A total of 11 inmates escaped over the weekend from a prison in the central Mexican state of Puebla, officials said.

The inmates slipped out of the prison early Sunday through a hole they made in a wall, the Puebla Public Safety Secretariat said.

The escape occurred at the prison in San Pedro Cholula, a town outside Puebla city, the state capital.

The wall through which the inmates escaped is on one of the town's main avenues in an area full of residences and shops, the secretariat said.

The escaped inmates are all considered extremely dangerous and were doing time for murder.

Four of the 11 inmates belonged to Los Zetas, considered Mexico's most violent drug cartel, Mexican media reported.

Authorities are investigating 17 prison employees, including the warden, to try to determine whether they were involved in the escape.

State police are working with the Federal Police to try to track down the escaped inmates, the secretariat said, adding that checkpoints had been set up in the area.

Mexico's drug cartels sometimes engineer mass prison breaks in response to the killings and arrests of their gunmen.

Heriberto Lazcano Lazcano, known as "El Lazca," deserted from the Mexican army in 1999 and formed Los Zetas with three other soldiers, all members of an elite special operations unit, becoming the armed wing of the Gulf drug cartel.
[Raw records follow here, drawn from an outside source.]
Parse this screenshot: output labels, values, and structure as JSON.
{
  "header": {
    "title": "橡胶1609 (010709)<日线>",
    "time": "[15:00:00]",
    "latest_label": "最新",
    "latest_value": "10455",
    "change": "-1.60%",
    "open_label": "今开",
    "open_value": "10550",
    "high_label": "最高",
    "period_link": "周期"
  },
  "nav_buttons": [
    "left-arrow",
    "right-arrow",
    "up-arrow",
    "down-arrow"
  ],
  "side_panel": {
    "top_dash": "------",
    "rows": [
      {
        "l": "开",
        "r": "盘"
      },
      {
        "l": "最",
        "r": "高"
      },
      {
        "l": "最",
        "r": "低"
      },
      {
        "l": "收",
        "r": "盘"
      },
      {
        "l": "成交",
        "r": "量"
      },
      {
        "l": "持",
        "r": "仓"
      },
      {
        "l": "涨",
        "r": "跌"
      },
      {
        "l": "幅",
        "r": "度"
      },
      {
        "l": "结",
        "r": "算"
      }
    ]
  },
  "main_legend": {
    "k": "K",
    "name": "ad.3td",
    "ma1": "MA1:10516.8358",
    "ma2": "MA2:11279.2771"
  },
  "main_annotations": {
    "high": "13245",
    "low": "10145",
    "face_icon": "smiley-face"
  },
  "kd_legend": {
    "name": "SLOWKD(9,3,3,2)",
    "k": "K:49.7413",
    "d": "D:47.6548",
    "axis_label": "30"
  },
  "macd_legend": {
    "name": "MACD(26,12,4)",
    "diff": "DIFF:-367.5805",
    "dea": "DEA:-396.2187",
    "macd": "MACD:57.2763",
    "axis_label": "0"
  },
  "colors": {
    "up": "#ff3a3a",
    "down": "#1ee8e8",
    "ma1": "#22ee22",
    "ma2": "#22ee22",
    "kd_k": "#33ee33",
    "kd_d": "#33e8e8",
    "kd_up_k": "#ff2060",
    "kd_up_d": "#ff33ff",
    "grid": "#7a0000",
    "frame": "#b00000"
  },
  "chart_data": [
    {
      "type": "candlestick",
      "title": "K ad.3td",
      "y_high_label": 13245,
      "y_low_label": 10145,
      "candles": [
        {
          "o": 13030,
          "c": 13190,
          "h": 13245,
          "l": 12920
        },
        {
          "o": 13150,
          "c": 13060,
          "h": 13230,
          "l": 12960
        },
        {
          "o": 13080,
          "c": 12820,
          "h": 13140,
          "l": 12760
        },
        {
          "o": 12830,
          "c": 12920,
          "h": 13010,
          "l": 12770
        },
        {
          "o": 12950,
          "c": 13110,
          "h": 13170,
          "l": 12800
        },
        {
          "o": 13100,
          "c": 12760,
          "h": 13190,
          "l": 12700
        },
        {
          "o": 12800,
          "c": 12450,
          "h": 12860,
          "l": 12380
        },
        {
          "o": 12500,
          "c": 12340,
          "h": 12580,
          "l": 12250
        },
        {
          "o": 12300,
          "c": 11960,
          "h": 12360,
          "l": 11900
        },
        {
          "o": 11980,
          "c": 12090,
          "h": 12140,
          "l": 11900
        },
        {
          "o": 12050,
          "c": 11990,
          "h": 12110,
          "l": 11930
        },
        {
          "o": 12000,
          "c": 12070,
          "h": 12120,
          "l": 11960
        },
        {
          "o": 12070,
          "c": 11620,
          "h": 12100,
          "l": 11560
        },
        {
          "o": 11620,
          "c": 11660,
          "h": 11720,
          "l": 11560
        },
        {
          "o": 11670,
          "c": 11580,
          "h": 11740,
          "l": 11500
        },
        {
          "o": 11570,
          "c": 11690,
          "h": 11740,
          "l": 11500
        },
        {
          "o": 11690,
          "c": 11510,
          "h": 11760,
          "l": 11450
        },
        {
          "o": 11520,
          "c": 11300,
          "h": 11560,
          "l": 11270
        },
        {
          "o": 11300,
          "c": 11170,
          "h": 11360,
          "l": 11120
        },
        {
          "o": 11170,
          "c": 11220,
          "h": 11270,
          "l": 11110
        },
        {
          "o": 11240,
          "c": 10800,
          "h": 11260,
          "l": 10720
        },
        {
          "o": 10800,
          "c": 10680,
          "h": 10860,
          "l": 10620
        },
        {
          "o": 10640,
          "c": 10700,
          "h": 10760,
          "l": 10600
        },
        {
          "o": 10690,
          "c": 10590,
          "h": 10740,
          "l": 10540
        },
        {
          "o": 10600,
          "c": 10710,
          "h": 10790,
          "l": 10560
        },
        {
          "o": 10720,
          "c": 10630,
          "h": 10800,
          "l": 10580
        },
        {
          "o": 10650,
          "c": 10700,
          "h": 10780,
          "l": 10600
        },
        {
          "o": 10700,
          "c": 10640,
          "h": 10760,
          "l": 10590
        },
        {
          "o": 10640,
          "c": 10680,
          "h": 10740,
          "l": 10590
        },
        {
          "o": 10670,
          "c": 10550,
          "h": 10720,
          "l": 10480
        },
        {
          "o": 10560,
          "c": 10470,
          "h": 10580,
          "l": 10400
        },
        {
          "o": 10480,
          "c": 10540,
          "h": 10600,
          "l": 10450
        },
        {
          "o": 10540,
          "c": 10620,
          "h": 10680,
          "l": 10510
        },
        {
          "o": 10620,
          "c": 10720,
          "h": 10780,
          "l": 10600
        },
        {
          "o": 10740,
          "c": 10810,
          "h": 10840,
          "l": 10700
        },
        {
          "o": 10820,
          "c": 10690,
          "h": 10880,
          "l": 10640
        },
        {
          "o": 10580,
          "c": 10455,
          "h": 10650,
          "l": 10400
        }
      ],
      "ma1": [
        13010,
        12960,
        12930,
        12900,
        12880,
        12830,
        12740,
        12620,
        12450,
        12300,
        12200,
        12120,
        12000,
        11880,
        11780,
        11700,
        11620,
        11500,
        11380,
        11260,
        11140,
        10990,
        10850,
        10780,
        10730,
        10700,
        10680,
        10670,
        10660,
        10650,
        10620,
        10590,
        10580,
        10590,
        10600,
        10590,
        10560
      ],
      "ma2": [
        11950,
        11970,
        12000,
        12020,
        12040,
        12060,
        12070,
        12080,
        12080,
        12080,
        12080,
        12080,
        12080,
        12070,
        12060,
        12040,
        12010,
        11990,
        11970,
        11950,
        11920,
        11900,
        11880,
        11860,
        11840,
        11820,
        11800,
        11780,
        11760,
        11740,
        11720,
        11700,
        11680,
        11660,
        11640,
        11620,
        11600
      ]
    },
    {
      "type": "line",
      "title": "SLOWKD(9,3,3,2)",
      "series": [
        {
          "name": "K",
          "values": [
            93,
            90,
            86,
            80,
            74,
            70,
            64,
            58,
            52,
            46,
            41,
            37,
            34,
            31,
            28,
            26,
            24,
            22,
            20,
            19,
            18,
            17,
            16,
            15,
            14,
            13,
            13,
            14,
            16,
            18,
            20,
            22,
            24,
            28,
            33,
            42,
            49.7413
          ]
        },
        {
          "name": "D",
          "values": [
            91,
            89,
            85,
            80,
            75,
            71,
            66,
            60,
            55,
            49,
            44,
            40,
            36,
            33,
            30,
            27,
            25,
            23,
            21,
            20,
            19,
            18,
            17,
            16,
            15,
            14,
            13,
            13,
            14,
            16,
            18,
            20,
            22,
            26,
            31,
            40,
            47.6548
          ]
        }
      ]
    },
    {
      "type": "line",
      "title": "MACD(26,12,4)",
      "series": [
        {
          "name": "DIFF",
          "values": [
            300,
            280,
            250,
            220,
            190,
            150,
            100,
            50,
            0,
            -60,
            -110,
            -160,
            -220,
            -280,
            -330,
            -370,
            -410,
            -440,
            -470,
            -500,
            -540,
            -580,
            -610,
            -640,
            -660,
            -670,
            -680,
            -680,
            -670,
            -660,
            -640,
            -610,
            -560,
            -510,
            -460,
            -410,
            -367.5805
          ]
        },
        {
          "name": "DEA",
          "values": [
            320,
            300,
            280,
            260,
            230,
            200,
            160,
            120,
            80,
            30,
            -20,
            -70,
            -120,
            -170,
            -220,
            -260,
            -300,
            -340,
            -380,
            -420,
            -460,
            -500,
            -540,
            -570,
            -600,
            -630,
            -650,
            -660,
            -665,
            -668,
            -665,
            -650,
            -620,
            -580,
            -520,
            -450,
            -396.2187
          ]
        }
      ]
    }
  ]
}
After several years on the payroll of the Gulf cartel, Los Zetas, considered Mexico's most violent criminal organization, went into the drug business on their own account and now control several lucrative territories.